Your diaphragm controls how well and how deeply you breathe. When working properly, your deep core acts like a piston system, driven by your diaphragm. Upon inhalation, your diaphragm expands, causing your pelvic floor to lengthen and drop. When you exhale, your diaphragm contracts and your pelvic floor lifts like an elevator – all acting like a piston system moving down and up.

Additionally, the pressure created by this system also acts a bit like a balloon. Breathing in expands your pelvic floor and abdominal muscles out, stretching like a balloon would. Exhaling releases the air and allows your abdominals and pelvic floor muscles to contract, like the natural recoil that would occur if you let the air out of a balloon.

So, if this is a natural process, why do so many of us have problems activating our core properly?

It’s because as we age, and allow poor movement and posture habits to form, we “forget” how to breathe normally and most of the time aren’t even aware this is happening.

Here are some of the most common things I see with clients suffering from neck and back pain, and who aren’t activating their deep core properly:

1. Chest breathing

I see a lot of people breathing deeply but the only thing moving is their chest. Instead of their ribs expanding out and back, all you see is their upper chest moving out and up. This is very common, and it happens because your diaphragm isn’t expanding fully and thus, not pushing air down into your belly. Chest breathing often contributes to tight and elevated shoulders, back pain, and even tight hip flexors – because the deep abdominals can’t kick in properly, causing the rest of your body to compensate. Next time you want to take a deep breath, place one hand on your belly and make sure that it’s moving out and in along with your chest. That’s a first step to learning how to breathe properly so that your deep core can activate!

2. Your neck feels tight

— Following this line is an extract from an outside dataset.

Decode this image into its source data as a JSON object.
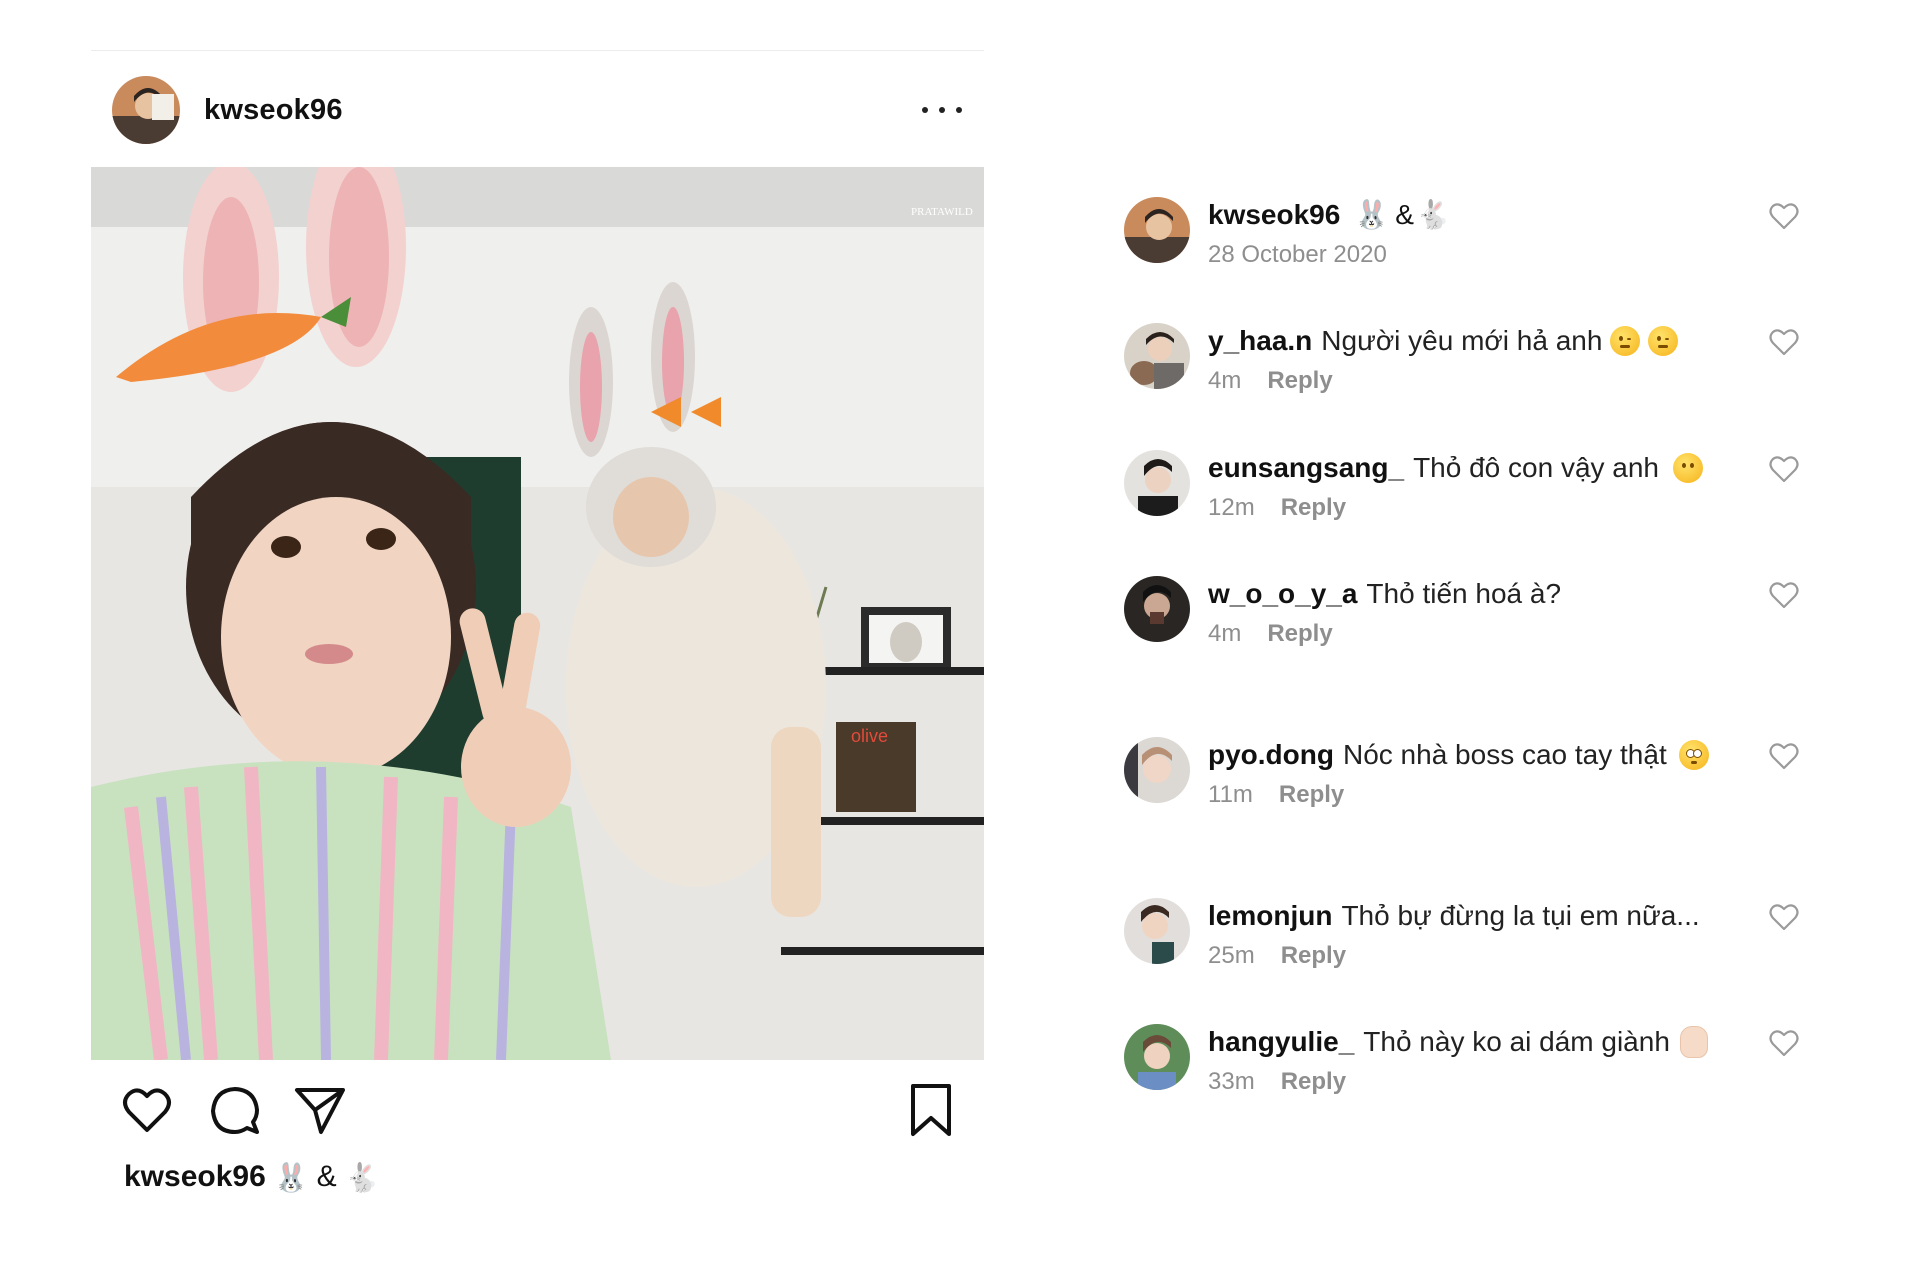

Although back pain is often what’s associated with a “weak core”, people can also suffer from neck pain when they lack proper core activation. When people first start working with us for Pilates, a big complaint is they feel tightness in their necks when they are first learning how to activate their core and do a proper chest lift. The fascia (web like substance that holds and surrounds your muscles) of your deep core is connected to the deep fascia of your neck. If you’re not breathing properly and your deep core can’t activate, your neck may try and help out because it’s partly “connected”. We even see neck tightness like this in our experienced Pilates goers – and it’s a clear sign they’ve lost connection to their deep core or perhaps simply lost connection to their breath. Next time you’re doing abdominal work, check in with your neck and see if it feels tense. If so, it could be a sign you’re not fully activating your deep core. Improving how you breathe during abdominal work could help.

3. You hold your breath when you exercise

Did you know your diaphragm is a muscle? When you hold your breath, you’re contracting that muscle. For a muscle to work properly it needs to contract AND relax. If you hold your breath during exercise, it’s impossible for your diaphragm to expand (relax) and push air into your abdominals and activate that piston system we talked about earlier. In other words, your pelvic floor and deep abdominal stabilizers don’t have an opportunity to activate properly when you hold your breath. Without activation of your deep core, the rest of your body is going to have to compensate somehow. And this can set you up for unnecessary aches and pains, or worse, injury. I always say to my clients, “when in doubt, just keep breathing”. Because if you’re actively breathing, you at least have a shot at activating your deep core properly, even if you’re not 100% sure how to do it.

If you have trouble “feeling your abs” when you exercise, your neck and shoulders tense up when you work out, or your back and neck always hurt every time you work your core – it’s a sign you might not be activating your deep core very well.

Remember that good core strength starts with your breath!

Next time you work out, especially core-focused work, pay attention to the way you’re breathing. If you still have trouble, or you’re noticing back or neck pain, then reach out for a FREE Discovery Session or check out our Pilates offerings.